It’s a common scene in most rom-coms: the pair who have been battling unrequited love finally find themselves in a romantic situation – and before you know it, they’re leaning in and closing their eyes until their lips meet. But have you ever wondered why we close our eyes when we kiss? Or why it’s considered strange to open your eyes during it?
Well, wonder no more, psychologists Polly Dalton and Sandra Murphy did a study on the common kissing practice and published their findings in the Journal of Experimental Psychology: Human Perception and Performance.
The study discovered that the brain struggles to focus on other senses if it’s being visually stimulated. If you were to keep your eyes open while kissing, your vision would distract your brain from focusing on how the kiss feels — keeping you from enjoying the actual act itself. Plus who wants to see someone’s face that close up?

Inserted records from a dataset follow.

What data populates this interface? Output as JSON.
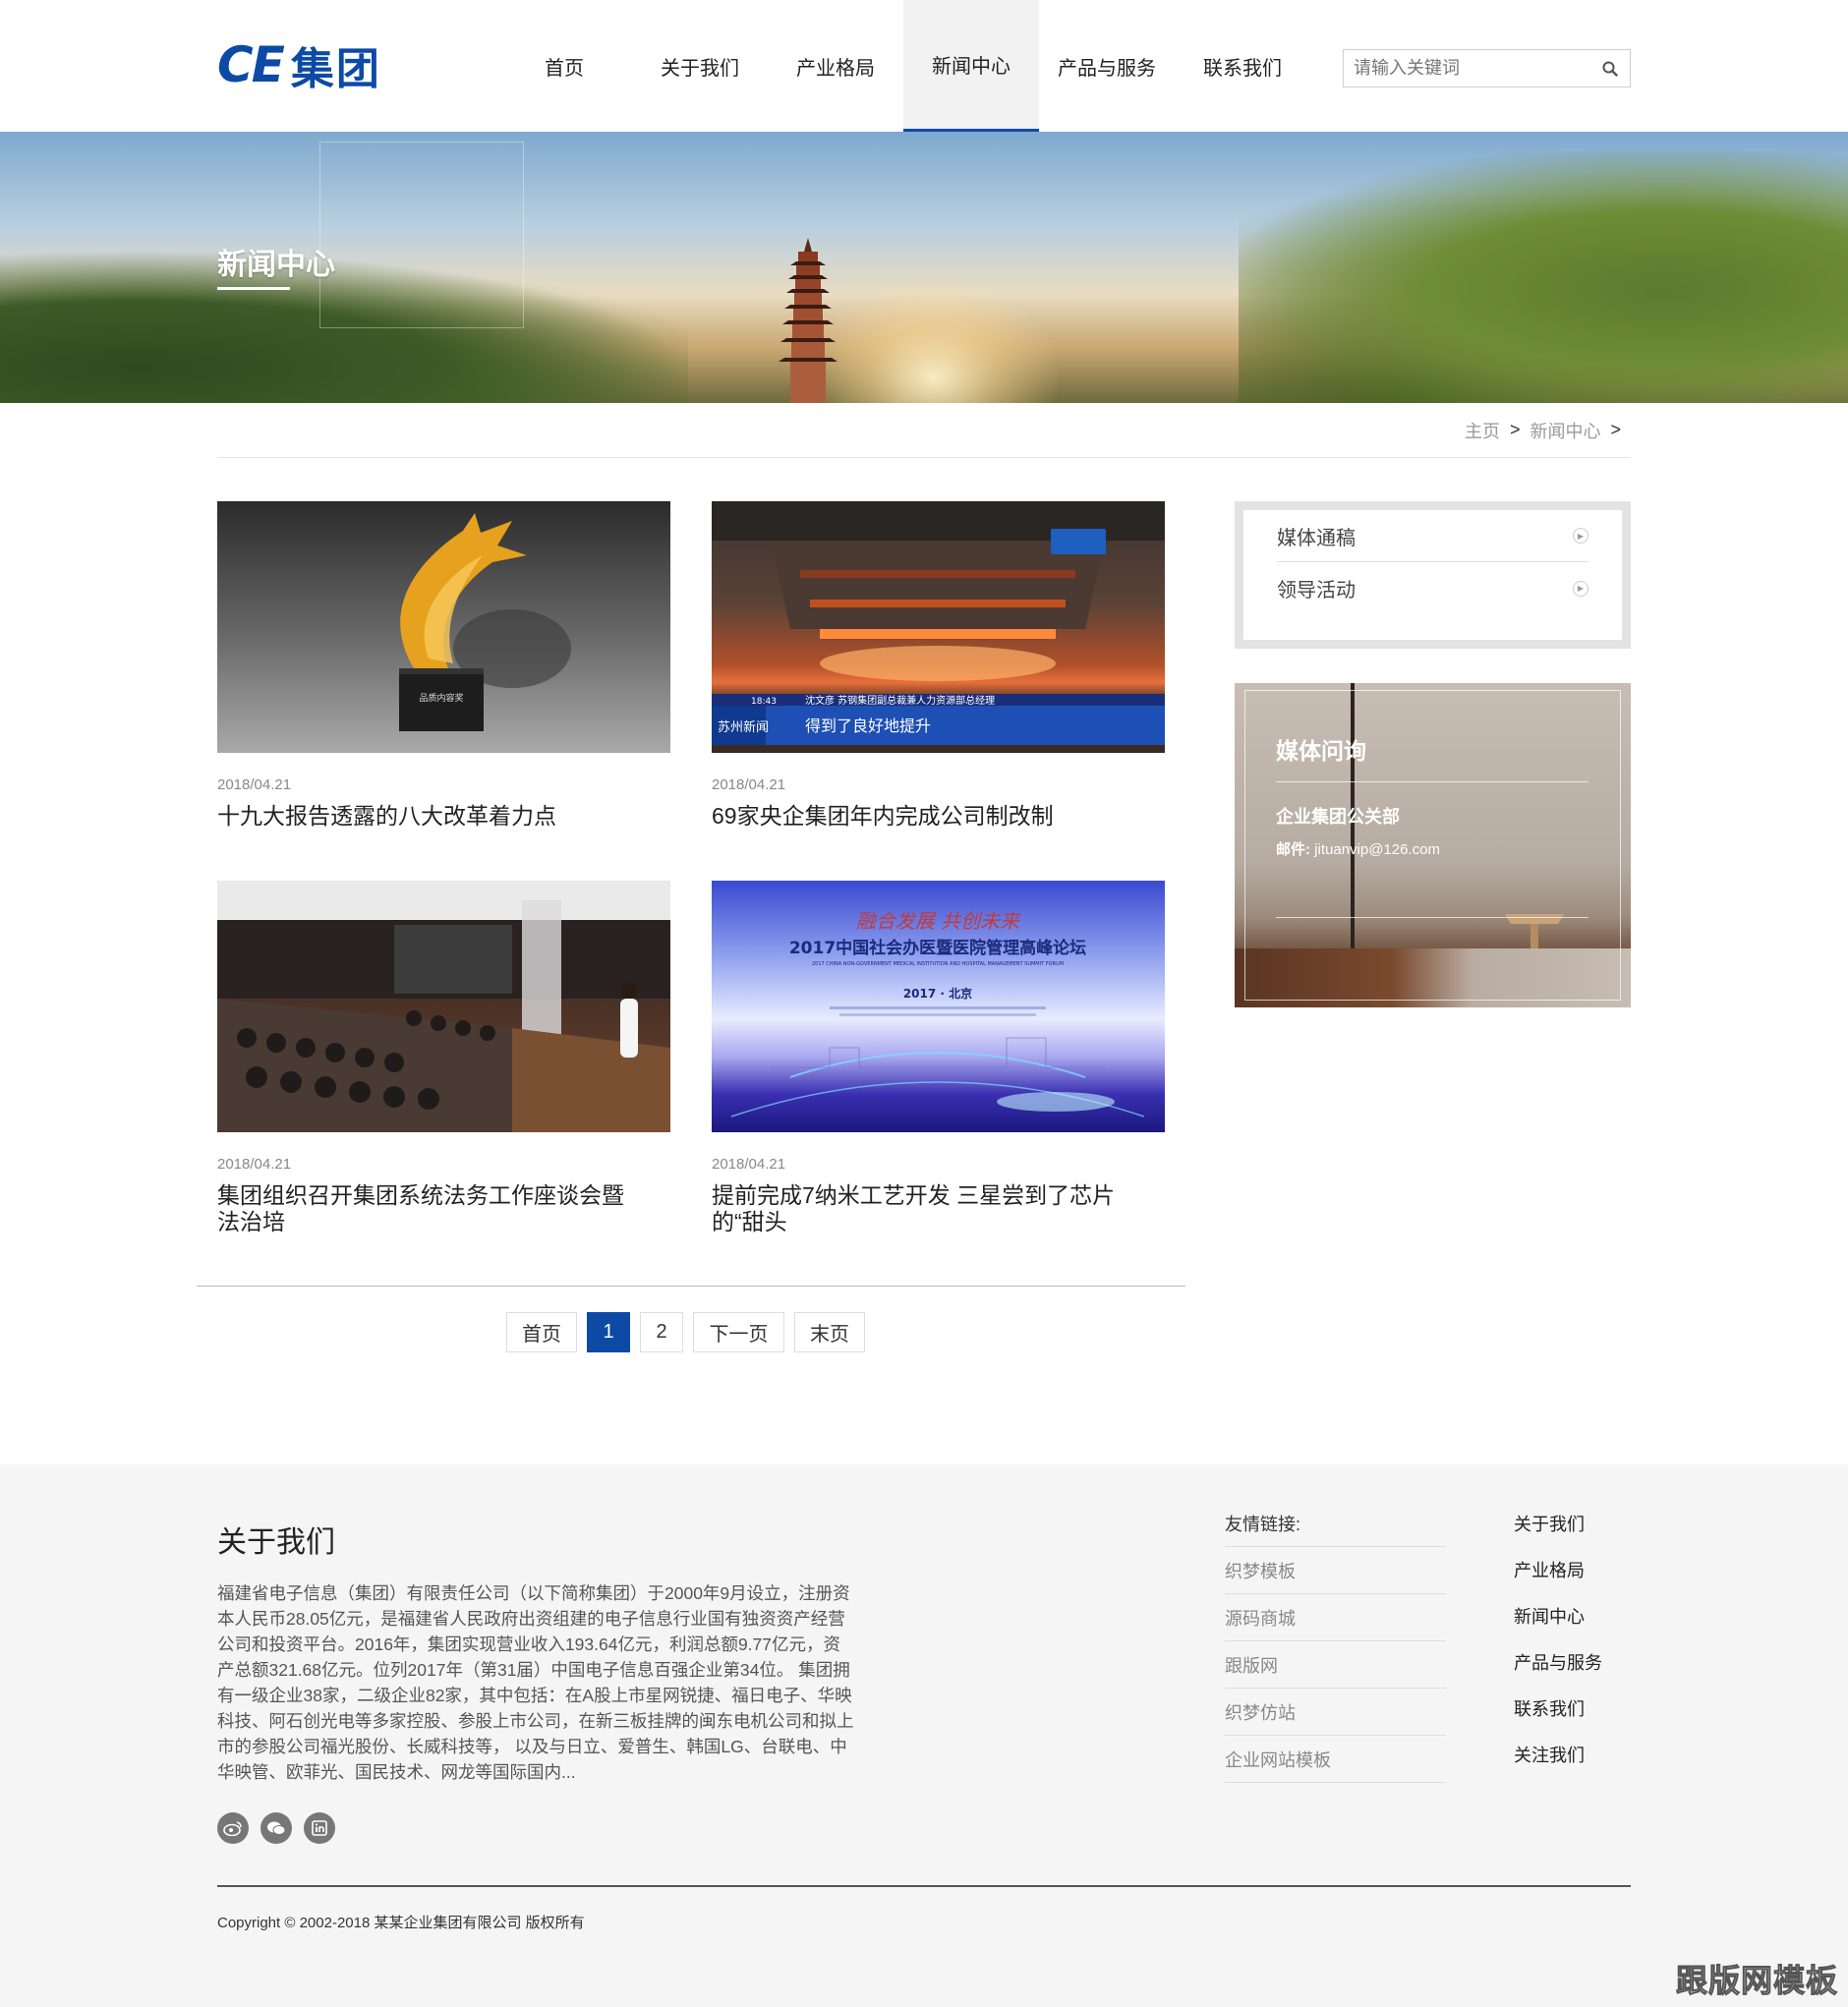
{
  "header": {
    "logo_ce": "CE",
    "logo_cn": "集团",
    "nav": [
      "首页",
      "关于我们",
      "产业格局",
      "新闻中心",
      "产品与服务",
      "联系我们"
    ],
    "active_nav": "新闻中心",
    "search_placeholder": "请输入关键词"
  },
  "banner": {
    "title": "新闻中心"
  },
  "breadcrumb": {
    "home": "主页",
    "sep1": ">",
    "current": "新闻中心",
    "sep2": ">"
  },
  "news": [
    {
      "date": "2018/04.21",
      "title": "十九大报告透露的八大改革着力点",
      "trophy_text": "品质内容奖"
    },
    {
      "date": "2018/04.21",
      "title": "69家央企集团年内完成公司制改制",
      "tv_ticker": "沈文彦  苏钢集团副总裁兼人力资源部总经理",
      "tv_caption": "得到了良好地提升",
      "tv_channel": "苏州新闻",
      "tv_time": "18:43"
    },
    {
      "date": "2018/04.21",
      "title": "集团组织召开集团系统法务工作座谈会暨法治培"
    },
    {
      "date": "2018/04.21",
      "title": "提前完成7纳米工艺开发 三星尝到了芯片的“甜头",
      "forum_slogan": "融合发展 共创未来",
      "forum_title": "2017中国社会办医暨医院管理高峰论坛",
      "forum_subtitle": "2017 CHINA NON-GOVERNMENT MEDICAL INSTITUTION AND HOSPITAL MANAGEMENT SUMMIT FORUM",
      "forum_place": "2017 · 北京"
    }
  ],
  "pager": {
    "first": "首页",
    "p1": "1",
    "p2": "2",
    "next": "下一页",
    "last": "末页"
  },
  "sidebar": {
    "categories": [
      "媒体通稿",
      "领导活动"
    ],
    "media_title": "媒体问询",
    "media_dept": "企业集团公关部",
    "media_mail_label": "邮件:",
    "media_mail": "jituanvip@126.com"
  },
  "footer": {
    "about_title": "关于我们",
    "about_text": "福建省电子信息（集团）有限责任公司（以下简称集团）于2000年9月设立，注册资本人民币28.05亿元，是福建省人民政府出资组建的电子信息行业国有独资资产经营公司和投资平台。2016年，集团实现营业收入193.64亿元，利润总额9.77亿元，资产总额321.68亿元。位列2017年（第31届）中国电子信息百强企业第34位。 集团拥有一级企业38家，二级企业82家，其中包括：在A股上市星网锐捷、福日电子、华映科技、阿石创光电等多家控股、参股上市公司，在新三板挂牌的闽东电机公司和拟上市的参股公司福光股份、长威科技等， 以及与日立、爱普生、韩国LG、台联电、中华映管、欧菲光、国民技术、网龙等国际国内...",
    "links_title": "友情链接:",
    "links": [
      "织梦模板",
      "源码商城",
      "跟版网",
      "织梦仿站",
      "企业网站模板"
    ],
    "nav": [
      "关于我们",
      "产业格局",
      "新闻中心",
      "产品与服务",
      "联系我们",
      "关注我们"
    ],
    "copyright": "Copyright © 2002-2018 某某企业集团有限公司 版权所有",
    "watermark": "跟版网模板"
  },
  "colors": {
    "brand": "#0c4aa6",
    "footer_bg": "#f5f5f5"
  }
}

Dalton and Murphy made this discovery by having study participants do letter-searching tasks. While participants completed their tasks, a small vibration would buzz in their hands. The psychologists discovered that as the tasks grew more difficult, participants didn’t recognize the vibrations in their hands as strongly. This is all due to the fact their eyes were busier, so the brains focused on that rather than the sensation in their hands.
This led the researching duo to the conclusion that closing your eyes while kissing keeps your other senses are heightened, resulting in an eyes-closed smooch that allows you to enjoy all of the sensations your body feels.
Thanks to Dalton and Murphy our lips are no longer sealed.